RiskTech Forum

Capco: Data Analytics For Intelligent Decision Making

Posted: 1 July 2016  |  Author: Partha Chatterjee  |  Source: Capco

Technology has made data storage and processing power cheaper. Those two key technology elements can enable the analysis of huge data that powers smarter decisions.


In the modern world, any corporate house has huge amounts of data stored in multiple systems pertaining to different domains. In a trading firm – be it an investment bank, an energy company trading in commodities or a hedge fund – there is significant data related to trading transactions, market data (prices, volatilities, correlation), exchange information, accounting and settlement data. Normally, this information is used for regulatory and compliance-related reporting, what we might call “defense,” in sports terminology. That same information can be used to gain a competitive advantage and make better decisions. It can bring enormous value to the company.


How can you use that data to make better decisions and derive value out of it?


Data analytics has become more important than ever. Simply put, we as a society are being asked to share data, and a tremendous amount of data is being gathered. The key here is that a huge amount of data is being collected in various domains as business interactions move to technology platforms: computers, mobile devices and the internet of things.

We should consolidate the information, provide just-in-time information, analyze the information, provide visibility and even apply established knowledge-based rules to drive decisions. Hence, rather than make decisions on a limited amount of information or visibility, we provide enhanced analytical capability, the ability to drill down or roll up information, and apply expert-level rules to drive the right decisions. Thus, a humongous data store, expert level rules and an inference engine to fire those rules becomes the solution to make better decisions.

Dodd-Frank regulations, for example, have forced trading companies to collect data, analyze it, produce reports and submit them to the Commodity Futures Trading Commission. Companies can use that same data for better trading decisions. Based on analysis of trading, position and P&L information, data analytics can give visibility to cash flows/liabilities and inform better future trading decisions.
People voluntarily share information through social media platforms: their opinions, feedback, reviews and honest and open discussions. All that information is collected and available in public forums. Based on social media, data analytics can drive better product decisions, retail marketing themes and even logistical decisions about what to produce and what to send to stores for sale.

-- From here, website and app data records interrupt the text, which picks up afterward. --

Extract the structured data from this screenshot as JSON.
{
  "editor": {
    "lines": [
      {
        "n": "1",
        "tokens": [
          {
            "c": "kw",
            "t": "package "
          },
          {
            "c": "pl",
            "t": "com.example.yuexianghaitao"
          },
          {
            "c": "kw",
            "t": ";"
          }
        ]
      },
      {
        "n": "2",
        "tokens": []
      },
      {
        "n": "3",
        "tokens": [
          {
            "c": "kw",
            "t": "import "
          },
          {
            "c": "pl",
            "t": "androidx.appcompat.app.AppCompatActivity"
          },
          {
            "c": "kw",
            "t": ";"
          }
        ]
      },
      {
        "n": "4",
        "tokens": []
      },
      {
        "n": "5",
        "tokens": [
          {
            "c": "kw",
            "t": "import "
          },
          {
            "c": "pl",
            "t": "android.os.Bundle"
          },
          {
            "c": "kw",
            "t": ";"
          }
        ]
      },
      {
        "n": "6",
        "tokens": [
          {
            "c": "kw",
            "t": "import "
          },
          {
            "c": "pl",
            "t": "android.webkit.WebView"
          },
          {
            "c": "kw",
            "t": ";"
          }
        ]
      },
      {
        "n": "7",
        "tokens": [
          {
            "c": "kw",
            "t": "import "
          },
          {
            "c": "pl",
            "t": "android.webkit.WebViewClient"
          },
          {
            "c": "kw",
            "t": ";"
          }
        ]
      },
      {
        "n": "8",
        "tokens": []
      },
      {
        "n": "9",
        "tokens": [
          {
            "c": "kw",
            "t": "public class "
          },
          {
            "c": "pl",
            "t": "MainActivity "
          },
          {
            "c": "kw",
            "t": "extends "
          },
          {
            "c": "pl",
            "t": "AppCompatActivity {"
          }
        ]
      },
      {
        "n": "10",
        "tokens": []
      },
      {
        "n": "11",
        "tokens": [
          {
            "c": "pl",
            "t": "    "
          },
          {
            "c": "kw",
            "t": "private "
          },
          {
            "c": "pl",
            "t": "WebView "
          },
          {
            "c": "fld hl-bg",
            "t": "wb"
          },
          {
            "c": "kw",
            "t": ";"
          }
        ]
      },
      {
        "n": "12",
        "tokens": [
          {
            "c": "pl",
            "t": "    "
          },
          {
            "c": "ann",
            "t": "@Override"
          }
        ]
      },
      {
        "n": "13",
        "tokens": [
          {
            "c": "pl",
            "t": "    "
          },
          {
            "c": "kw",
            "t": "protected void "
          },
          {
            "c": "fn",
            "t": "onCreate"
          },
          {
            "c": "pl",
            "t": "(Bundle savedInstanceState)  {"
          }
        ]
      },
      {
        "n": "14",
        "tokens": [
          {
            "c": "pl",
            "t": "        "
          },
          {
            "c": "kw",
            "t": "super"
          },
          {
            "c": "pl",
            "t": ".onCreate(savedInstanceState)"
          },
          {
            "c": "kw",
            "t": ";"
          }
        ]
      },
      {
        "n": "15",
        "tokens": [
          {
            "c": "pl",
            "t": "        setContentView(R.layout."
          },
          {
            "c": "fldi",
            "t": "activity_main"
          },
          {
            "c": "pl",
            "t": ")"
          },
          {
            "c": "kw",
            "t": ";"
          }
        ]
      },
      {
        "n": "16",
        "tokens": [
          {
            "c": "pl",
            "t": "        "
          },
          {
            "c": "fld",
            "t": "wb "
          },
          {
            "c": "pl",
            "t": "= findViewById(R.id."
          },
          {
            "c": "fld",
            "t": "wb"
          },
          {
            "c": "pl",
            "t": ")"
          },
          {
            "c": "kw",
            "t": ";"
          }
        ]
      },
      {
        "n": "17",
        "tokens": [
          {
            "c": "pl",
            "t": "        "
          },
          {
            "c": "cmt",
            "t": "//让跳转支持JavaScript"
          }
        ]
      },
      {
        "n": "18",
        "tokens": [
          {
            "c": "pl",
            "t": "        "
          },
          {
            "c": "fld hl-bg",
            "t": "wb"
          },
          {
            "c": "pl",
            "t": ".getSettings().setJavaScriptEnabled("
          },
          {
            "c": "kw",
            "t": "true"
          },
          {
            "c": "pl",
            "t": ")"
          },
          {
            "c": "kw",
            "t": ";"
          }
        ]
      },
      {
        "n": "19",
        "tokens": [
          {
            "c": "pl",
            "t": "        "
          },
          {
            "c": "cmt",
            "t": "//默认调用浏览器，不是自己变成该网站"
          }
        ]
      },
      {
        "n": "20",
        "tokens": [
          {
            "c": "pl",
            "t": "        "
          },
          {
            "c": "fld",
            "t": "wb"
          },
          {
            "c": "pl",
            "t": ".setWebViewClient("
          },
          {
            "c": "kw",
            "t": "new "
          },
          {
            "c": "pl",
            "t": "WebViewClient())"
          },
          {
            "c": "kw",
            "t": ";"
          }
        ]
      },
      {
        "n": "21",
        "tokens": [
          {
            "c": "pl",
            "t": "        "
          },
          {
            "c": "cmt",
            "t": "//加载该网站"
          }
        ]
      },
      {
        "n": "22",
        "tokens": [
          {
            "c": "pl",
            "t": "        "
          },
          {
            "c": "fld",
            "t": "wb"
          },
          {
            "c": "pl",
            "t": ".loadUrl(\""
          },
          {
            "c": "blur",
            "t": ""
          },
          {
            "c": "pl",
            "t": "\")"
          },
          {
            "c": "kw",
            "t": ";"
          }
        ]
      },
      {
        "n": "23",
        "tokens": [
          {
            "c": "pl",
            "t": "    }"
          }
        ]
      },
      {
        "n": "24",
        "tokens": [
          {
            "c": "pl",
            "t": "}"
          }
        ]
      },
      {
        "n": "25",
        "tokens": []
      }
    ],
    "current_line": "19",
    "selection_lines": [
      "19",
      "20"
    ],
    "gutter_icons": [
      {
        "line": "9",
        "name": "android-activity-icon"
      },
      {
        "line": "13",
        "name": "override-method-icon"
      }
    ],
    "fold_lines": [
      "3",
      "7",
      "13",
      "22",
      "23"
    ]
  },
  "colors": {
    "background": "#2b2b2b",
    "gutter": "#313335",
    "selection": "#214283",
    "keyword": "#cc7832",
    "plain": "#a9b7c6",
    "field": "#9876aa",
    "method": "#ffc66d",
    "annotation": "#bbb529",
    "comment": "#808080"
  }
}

With the availability of tremendous amounts of data, we can formulate the right rules to analyze the data and make better decisions. Technology has made the data store and processing power cheaper; it is up to us to formulate the right rules to derive the intelligent decisions. This will revolutionize how we derive value out of the data already being collected. Thus, a system, in the not so distant future, can gather data from multiple sources, apply expert rules collected from a wide gamut of experts, play on the cutting edge of artificial intelligence and heuristic learning and then, represent the analyzed data in a meaningful way for better decision making. In short, a smart virtual expert is not very far away.